WORK ITEM: List each line of the data that holds the string "ROSÁRIO", please.

PROVIDED DATA:
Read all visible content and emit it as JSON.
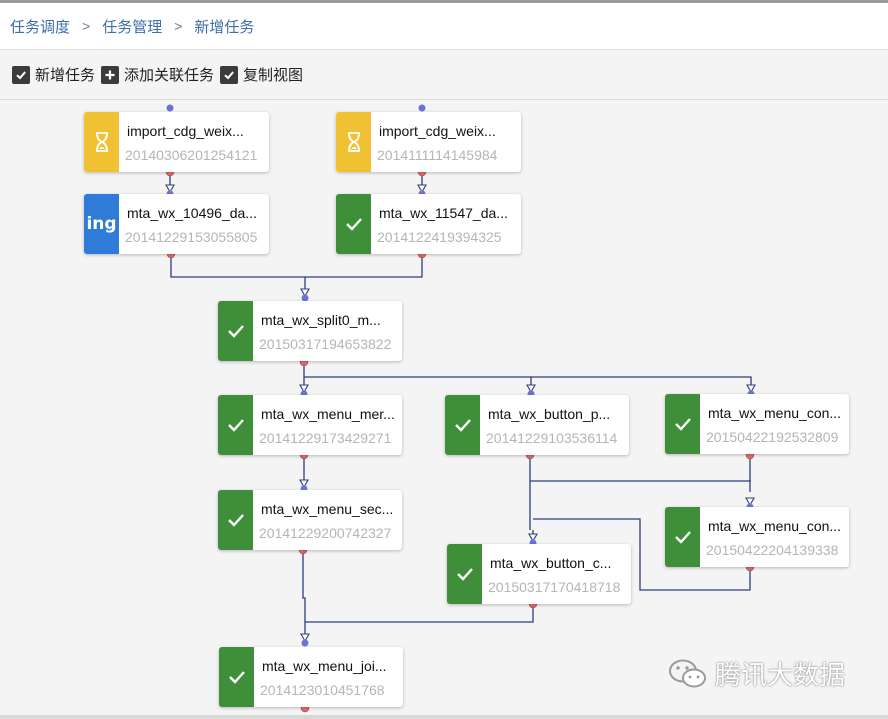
{
  "breadcrumb": {
    "items": [
      "任务调度",
      "任务管理",
      "新增任务"
    ],
    "separator": ">"
  },
  "toolbar": {
    "new_task": "新增任务",
    "add_related": "添加关联任务",
    "copy_view": "复制视图"
  },
  "nodes": [
    {
      "name": "import_cdg_weix...",
      "timestamp": "20140306201254121",
      "status": "waiting",
      "status_icon": "hourglass-icon"
    },
    {
      "name": "import_cdg_weix...",
      "timestamp": "2014111114145984 ",
      "status": "waiting",
      "status_icon": "hourglass-icon"
    },
    {
      "name": "mta_wx_10496_da...",
      "timestamp": "20141229153055805",
      "status": "running",
      "status_icon": "ing",
      "status_text": "ing"
    },
    {
      "name": "mta_wx_11547_da...",
      "timestamp": "2014122419394325 ",
      "status": "done",
      "status_icon": "check-icon"
    },
    {
      "name": "mta_wx_split0_m...",
      "timestamp": "20150317194653822",
      "status": "done",
      "status_icon": "check-icon"
    },
    {
      "name": "mta_wx_menu_mer...",
      "timestamp": "20141229173429271",
      "status": "done",
      "status_icon": "check-icon"
    },
    {
      "name": "mta_wx_button_p...",
      "timestamp": "20141229103536114",
      "status": "done",
      "status_icon": "check-icon"
    },
    {
      "name": "mta_wx_menu_con...",
      "timestamp": "20150422192532809",
      "status": "done",
      "status_icon": "check-icon"
    },
    {
      "name": "mta_wx_menu_sec...",
      "timestamp": "20141229200742327",
      "status": "done",
      "status_icon": "check-icon"
    },
    {
      "name": "mta_wx_menu_con...",
      "timestamp": "20150422204139338",
      "status": "done",
      "status_icon": "check-icon"
    },
    {
      "name": "mta_wx_button_c...",
      "timestamp": "20150317170418718",
      "status": "done",
      "status_icon": "check-icon"
    },
    {
      "name": "mta_wx_menu_joi...",
      "timestamp": "2014123010451768 ",
      "status": "done",
      "status_icon": "check-icon"
    }
  ],
  "colors": {
    "done": "#3e8e3a",
    "waiting": "#f0c233",
    "running": "#2f7bd8",
    "link": "#2d3f7c",
    "port_out": "#e07070",
    "port_in": "#6b74d6",
    "breadcrumb_link": "#3d6ea8"
  },
  "watermark": {
    "text": "腾讯大数据",
    "logo_icon": "wechat-icon"
  }
}
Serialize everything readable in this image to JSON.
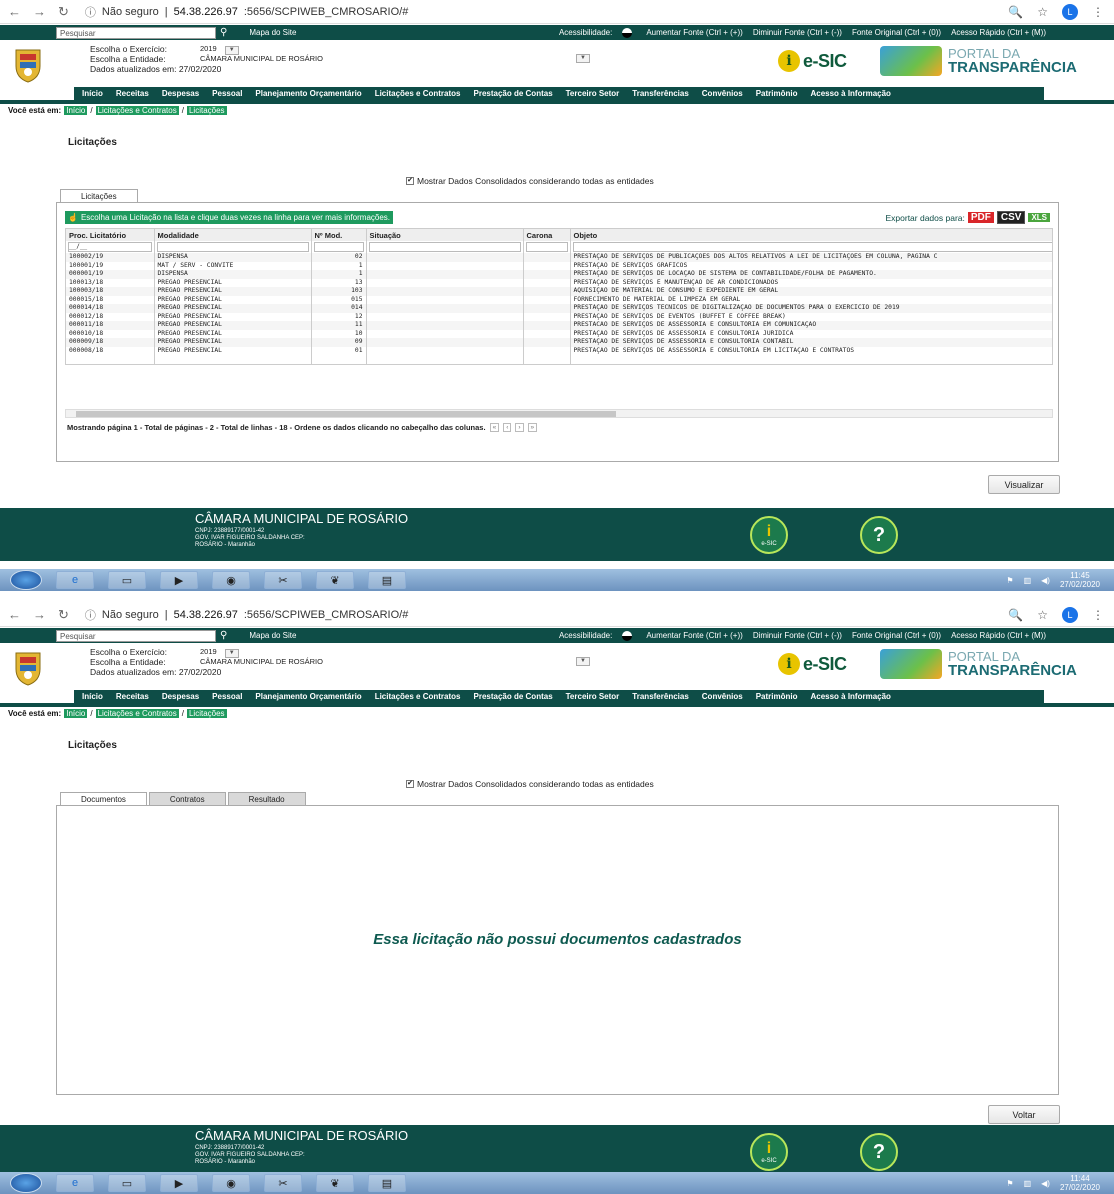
{
  "browser": {
    "security": "Não seguro",
    "host": "54.38.226.97",
    "rest": ":5656/SCPIWEB_CMROSARIO/#",
    "profile_initial": "L"
  },
  "topbar": {
    "search_placeholder": "Pesquisar",
    "sitemap": "Mapa do Site",
    "accessibility": "Acessibilidade:",
    "increase": "Aumentar Fonte (Ctrl + (+))",
    "decrease": "Diminuir Fonte (Ctrl + (-))",
    "original": "Fonte Original (Ctrl + (0))",
    "quick": "Acesso Rápido (Ctrl + (M))"
  },
  "header": {
    "exercise_label": "Escolha o Exercício:",
    "exercise_value": "2019",
    "entity_label": "Escolha a Entidade:",
    "entity_value": "CÂMARA MUNICIPAL DE ROSÁRIO",
    "updated": "Dados atualizados em: 27/02/2020",
    "esic": "e-SIC",
    "portal_1": "PORTAL DA",
    "portal_2": "TRANSPARÊNCIA"
  },
  "menu": [
    "Início",
    "Receitas",
    "Despesas",
    "Pessoal",
    "Planejamento Orçamentário",
    "Licitações e Contratos",
    "Prestação de Contas",
    "Terceiro Setor",
    "Transferências",
    "Convênios",
    "Patrimônio",
    "Acesso à Informação"
  ],
  "breadcrumb": {
    "prefix": "Você está em:",
    "items": [
      "Início",
      "Licitações e Contratos",
      "Licitações"
    ]
  },
  "page_title": "Licitações",
  "consolidated": "Mostrar Dados Consolidados considerando todas as entidades",
  "screen1": {
    "tab": "Licitações",
    "hint": "Escolha uma Licitação na lista e clique duas vezes na linha para ver mais informações.",
    "export_label": "Exportar dados para:",
    "export": [
      "PDF",
      "CSV",
      "XLS"
    ],
    "columns": [
      "Proc. Licitatório",
      "Modalidade",
      "Nº Mod.",
      "Situação",
      "Carona",
      "Objeto"
    ],
    "date_filter": "__/__",
    "rows": [
      [
        "100002/19",
        "DISPENSA",
        "02",
        "",
        "",
        "PRESTAÇÃO DE SERVIÇOS DE PUBLICAÇÕES DOS ALTOS RELATIVOS A LEI DE LICITAÇÕES EM COLUNA, PAGINA C"
      ],
      [
        "100001/19",
        "MAT / SERV - CONVITE",
        "1",
        "",
        "",
        "PRESTAÇÃO DE SERVIÇOS GRÁFICOS"
      ],
      [
        "000001/19",
        "DISPENSA",
        "1",
        "",
        "",
        "PRESTAÇÃO DE SERVIÇOS DE LOCAÇÃO DE SISTEMA DE CONTABILIDADE/FOLHA DE PAGAMENTO."
      ],
      [
        "100013/18",
        "PREGÃO PRESENCIAL",
        "13",
        "",
        "",
        "PRESTAÇÃO DE SERVIÇOS E MANUTENÇÃO DE AR CONDICIONADOS"
      ],
      [
        "100003/18",
        "PREGÃO PRESENCIAL",
        "103",
        "",
        "",
        "AQUISIÇÃO DE MATERIAL DE CONSUMO E EXPEDIENTE EM GERAL"
      ],
      [
        "000015/18",
        "PREGÃO PRESENCIAL",
        "015",
        "",
        "",
        "FORNECIMENTO DE MATERIAL DE LIMPEZA EM GERAL"
      ],
      [
        "000014/18",
        "PREGÃO PRESENCIAL",
        "014",
        "",
        "",
        "PRESTAÇÃO DE SERVIÇOS TÉCNICOS DE DIGITALIZAÇÃO DE DOCUMENTOS PARA O EXERCÍCIO DE 2019"
      ],
      [
        "000012/18",
        "PREGÃO PRESENCIAL",
        "12",
        "",
        "",
        "PRESTAÇÃO DE SERVIÇOS DE EVENTOS (BUFFET E COFFEE BREAK)"
      ],
      [
        "000011/18",
        "PREGÃO PRESENCIAL",
        "11",
        "",
        "",
        "PRESTACAO DE SERVIÇOS DE ASSESSORIA E CONSULTORIA EM COMUNICAÇÃO"
      ],
      [
        "000010/18",
        "PREGÃO PRESENCIAL",
        "10",
        "",
        "",
        "PRESTAÇÃO DE SERVIÇOS DE ASSESSORIA E CONSULTORIA JURÍDICA"
      ],
      [
        "000009/18",
        "PREGÃO PRESENCIAL",
        "09",
        "",
        "",
        "PRESTAÇÃO DE SERVIÇOS DE ASSESSORIA E CONSULTORIA CONTÁBIL"
      ],
      [
        "000008/18",
        "PREGÃO PRESENCIAL",
        "01",
        "",
        "",
        "PRESTAÇÃO DE SERVIÇOS DE ASSESSORIA E CONSULTORIA EM LICITAÇÃO E CONTRATOS"
      ]
    ],
    "pager": "Mostrando página 1 - Total de páginas - 2 - Total de linhas - 18 - Ordene os dados clicando no cabeçalho das colunas.",
    "pager_buttons": [
      "«",
      "‹",
      "›",
      "»"
    ],
    "button": "Visualizar",
    "clock_time": "11:45",
    "clock_date": "27/02/2020"
  },
  "screen2": {
    "tabs": [
      "Documentos",
      "Contratos",
      "Resultado"
    ],
    "empty": "Essa licitação não possui documentos cadastrados",
    "button": "Voltar",
    "clock_time": "11:44",
    "clock_date": "27/02/2020"
  },
  "footer": {
    "name": "CÂMARA MUNICIPAL DE ROSÁRIO",
    "cnpj": "CNPJ: 23889177/0001-42",
    "address": "GOV. IVAR FIGUEIRO SALDANHA CEP:",
    "city": "ROSÁRIO - Maranhão",
    "esic": "e-SIC"
  },
  "colors": {
    "brand": "#0e4d47",
    "link": "#1e9a5e",
    "pdf": "#d9262a",
    "xls": "#4aa53d"
  }
}
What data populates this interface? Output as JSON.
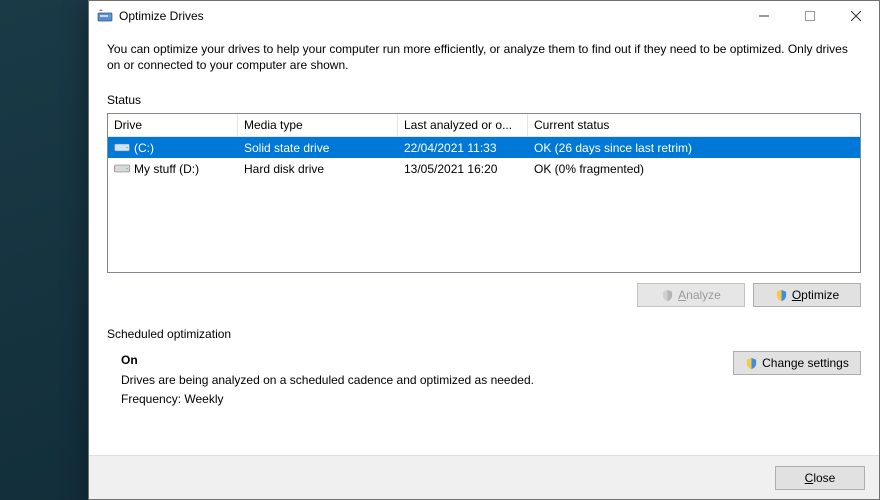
{
  "window": {
    "title": "Optimize Drives"
  },
  "intro": "You can optimize your drives to help your computer run more efficiently, or analyze them to find out if they need to be optimized. Only drives on or connected to your computer are shown.",
  "status_label": "Status",
  "table": {
    "headers": {
      "drive": "Drive",
      "media": "Media type",
      "last": "Last analyzed or o...",
      "status": "Current status"
    },
    "rows": [
      {
        "drive": "(C:)",
        "media": "Solid state drive",
        "last": "22/04/2021 11:33",
        "status": "OK (26 days since last retrim)",
        "selected": true,
        "icon": "ssd-drive-icon"
      },
      {
        "drive": "My stuff (D:)",
        "media": "Hard disk drive",
        "last": "13/05/2021 16:20",
        "status": "OK (0% fragmented)",
        "selected": false,
        "icon": "hdd-drive-icon"
      }
    ]
  },
  "buttons": {
    "analyze": "Analyze",
    "optimize": "Optimize",
    "change_settings": "Change settings",
    "close": "Close"
  },
  "scheduled": {
    "label": "Scheduled optimization",
    "on": "On",
    "description": "Drives are being analyzed on a scheduled cadence and optimized as needed.",
    "frequency_label": "Frequency:",
    "frequency_value": "Weekly"
  }
}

COMPLETED EXERCISE:
    "entity_value": "CÂMARA MUNICIPAL DE ROSÁRIO",
    "name": "CÂMARA MUNICIPAL DE ROSÁRIO",
    "city": "ROSÁRIO - Maranhão",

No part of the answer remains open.